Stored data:
☆ ☆ ☆ ☆

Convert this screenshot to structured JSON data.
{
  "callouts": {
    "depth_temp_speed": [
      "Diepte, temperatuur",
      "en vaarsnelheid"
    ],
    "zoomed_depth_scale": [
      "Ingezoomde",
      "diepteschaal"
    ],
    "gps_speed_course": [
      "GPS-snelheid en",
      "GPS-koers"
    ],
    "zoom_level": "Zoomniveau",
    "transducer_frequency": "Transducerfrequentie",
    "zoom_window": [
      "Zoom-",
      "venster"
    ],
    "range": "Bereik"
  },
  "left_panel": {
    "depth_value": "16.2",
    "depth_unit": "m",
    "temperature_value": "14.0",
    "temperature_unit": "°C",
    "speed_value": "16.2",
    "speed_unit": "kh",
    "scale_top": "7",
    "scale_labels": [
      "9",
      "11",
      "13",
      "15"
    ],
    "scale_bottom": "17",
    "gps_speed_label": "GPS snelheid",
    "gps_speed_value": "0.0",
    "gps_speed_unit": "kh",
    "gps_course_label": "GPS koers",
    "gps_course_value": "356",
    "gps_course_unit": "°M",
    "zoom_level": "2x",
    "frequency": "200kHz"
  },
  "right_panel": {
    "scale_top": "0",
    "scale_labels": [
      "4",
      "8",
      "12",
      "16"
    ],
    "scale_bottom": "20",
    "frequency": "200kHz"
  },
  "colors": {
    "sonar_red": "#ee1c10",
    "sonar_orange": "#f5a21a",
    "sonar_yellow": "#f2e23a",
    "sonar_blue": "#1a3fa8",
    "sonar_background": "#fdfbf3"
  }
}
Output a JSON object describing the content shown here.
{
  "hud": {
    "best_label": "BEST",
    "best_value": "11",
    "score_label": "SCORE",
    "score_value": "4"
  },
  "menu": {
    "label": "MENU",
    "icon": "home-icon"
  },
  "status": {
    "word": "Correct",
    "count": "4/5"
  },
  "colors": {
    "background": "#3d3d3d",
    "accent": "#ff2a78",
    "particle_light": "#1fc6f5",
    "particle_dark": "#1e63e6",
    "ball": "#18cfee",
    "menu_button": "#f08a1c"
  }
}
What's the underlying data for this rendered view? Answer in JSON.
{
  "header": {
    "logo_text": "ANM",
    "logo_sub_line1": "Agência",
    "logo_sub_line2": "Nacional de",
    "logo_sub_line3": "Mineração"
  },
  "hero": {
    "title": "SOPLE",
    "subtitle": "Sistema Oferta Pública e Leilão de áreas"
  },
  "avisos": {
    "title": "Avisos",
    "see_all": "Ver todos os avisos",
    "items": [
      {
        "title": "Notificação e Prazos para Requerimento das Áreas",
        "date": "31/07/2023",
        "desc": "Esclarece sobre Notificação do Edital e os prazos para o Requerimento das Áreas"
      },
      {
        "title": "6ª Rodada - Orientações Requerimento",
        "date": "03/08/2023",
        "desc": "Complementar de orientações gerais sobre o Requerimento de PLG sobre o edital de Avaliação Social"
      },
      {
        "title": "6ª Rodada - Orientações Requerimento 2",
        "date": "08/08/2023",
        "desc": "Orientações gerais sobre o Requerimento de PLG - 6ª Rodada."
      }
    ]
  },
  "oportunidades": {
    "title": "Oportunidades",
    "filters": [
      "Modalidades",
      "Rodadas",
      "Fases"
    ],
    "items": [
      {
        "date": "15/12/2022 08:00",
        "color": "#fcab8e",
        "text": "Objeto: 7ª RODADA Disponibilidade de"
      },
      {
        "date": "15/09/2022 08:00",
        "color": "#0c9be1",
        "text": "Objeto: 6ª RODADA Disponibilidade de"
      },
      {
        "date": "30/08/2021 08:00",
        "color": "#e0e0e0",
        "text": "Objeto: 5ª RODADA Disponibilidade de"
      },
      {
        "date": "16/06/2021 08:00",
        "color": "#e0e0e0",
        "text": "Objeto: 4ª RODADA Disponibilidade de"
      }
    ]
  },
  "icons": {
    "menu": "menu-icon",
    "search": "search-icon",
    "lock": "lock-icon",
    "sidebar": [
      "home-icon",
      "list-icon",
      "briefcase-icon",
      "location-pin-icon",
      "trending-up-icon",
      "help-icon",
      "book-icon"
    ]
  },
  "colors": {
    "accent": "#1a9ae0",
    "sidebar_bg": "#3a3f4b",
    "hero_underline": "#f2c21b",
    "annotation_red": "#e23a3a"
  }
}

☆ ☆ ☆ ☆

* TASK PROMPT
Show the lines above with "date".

* WORKED SOLUTION
        "date": "31/07/2023",
        "date": "03/08/2023",
        "date": "08/08/2023",
        "date": "15/12/2022 08:00",
        "date": "15/09/2022 08:00",
        "date": "30/08/2021 08:00",
        "date": "16/06/2021 08:00",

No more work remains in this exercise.